Berlioz’s dramatic symphony presents huge challenges to any chorus, and whilst there were moments of instability and imprecision – particularly in the fiendishly highly off-stage male chorus which opens the “Scene d’amour” – there was also plenty for the Philharmonia Chorus to be proud of. In the Prologue, a small semi-chorus made up of young singers brought drama to their recitative-like passages. At times they seemed underpowered, but they always displayed musical understanding, relishing the pungent suspensions at the sigh of “Hélas!”
Some of the most exciting playing of the evening came in the purely orchestral second movement, where Salonen proved himself yet again to be a master of pacing. The wild dance of the “Grande fête chez Capulet” was set up perfectly and each of the subsequent gear-changes was exhilarating, particularly the manic rising sequences in the strings towards the end.
In contrast, the “Scène d’amour” which followed never really achieved its full potential; the opening felt rushed, with throwaway violin figuration and a lack of tenderness. Salonen did draw intensely expressive playing from the strings – squeezing every last drop of tone from the cellos in their statements of the love theme – though later his rubato seemed overly fussy. Whilst dynamic contrasts were well handled, if more risks had been taken in the quieter moments these contrasts would have been even more vivid.
After a slightly pedestrian start, the Queen Mab scherzo really came alive in the Allegretto section with its ghostly string harmonics. Impressive, too, was the clarity and drive Salonen brought to the unbelievably inventive passage towards the movement’s end, which seemed to prefigure minimalism in its chugging rhythms, raucous horn and bassoon notes, high, sparkling harps and antique cymbals.
Earlier, tenor Paul Groves – not helped by some shaky playing in the winds – had made heavy work of his frantic patter describing Mab’s exploits – tripping over words and never really establishing the charisma that the music needed. With her communicative delivery and sensitive word-painting mezzo Christianne Stotijin fared much better, establishing an intimate rapport with the accompanying harpist.
Things really took off in “Romeo at the Tomb of the Capulets” with muscular strings and incisive brass. The following “Invocation” featured some incredibly sensitive clarinet playing from guest principal Matthew Hunt, whose impressive tonal range made his exposed unaccompanied solo one of the concert’s highlights.

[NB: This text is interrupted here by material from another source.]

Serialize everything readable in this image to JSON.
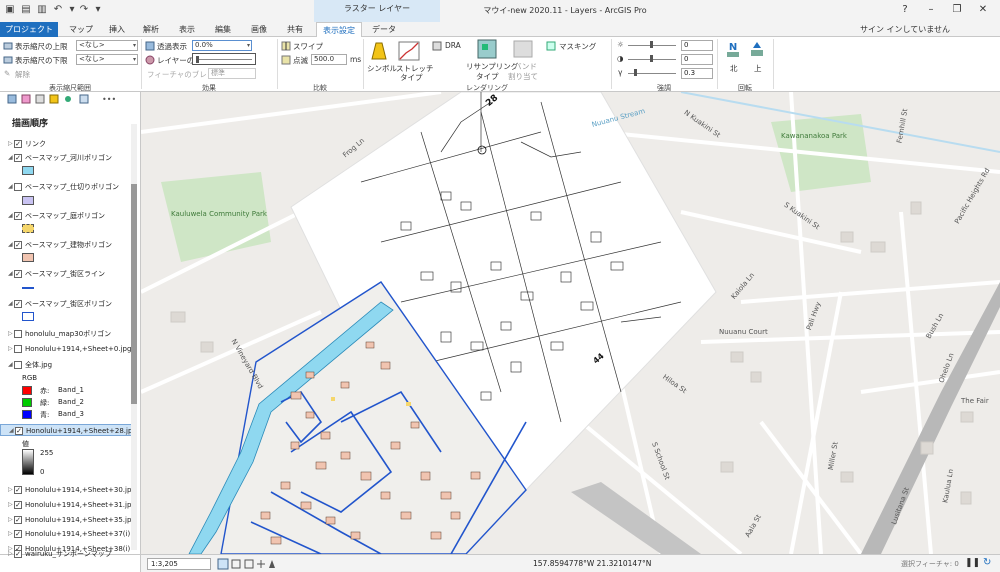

In the Finale, the Philharmonia Chorus seemed at its most secure and rehearsed. Gerald Finley brought gravity and pathos to the Air before the Salonen brought everything together in a final chorus of impressive grandeur.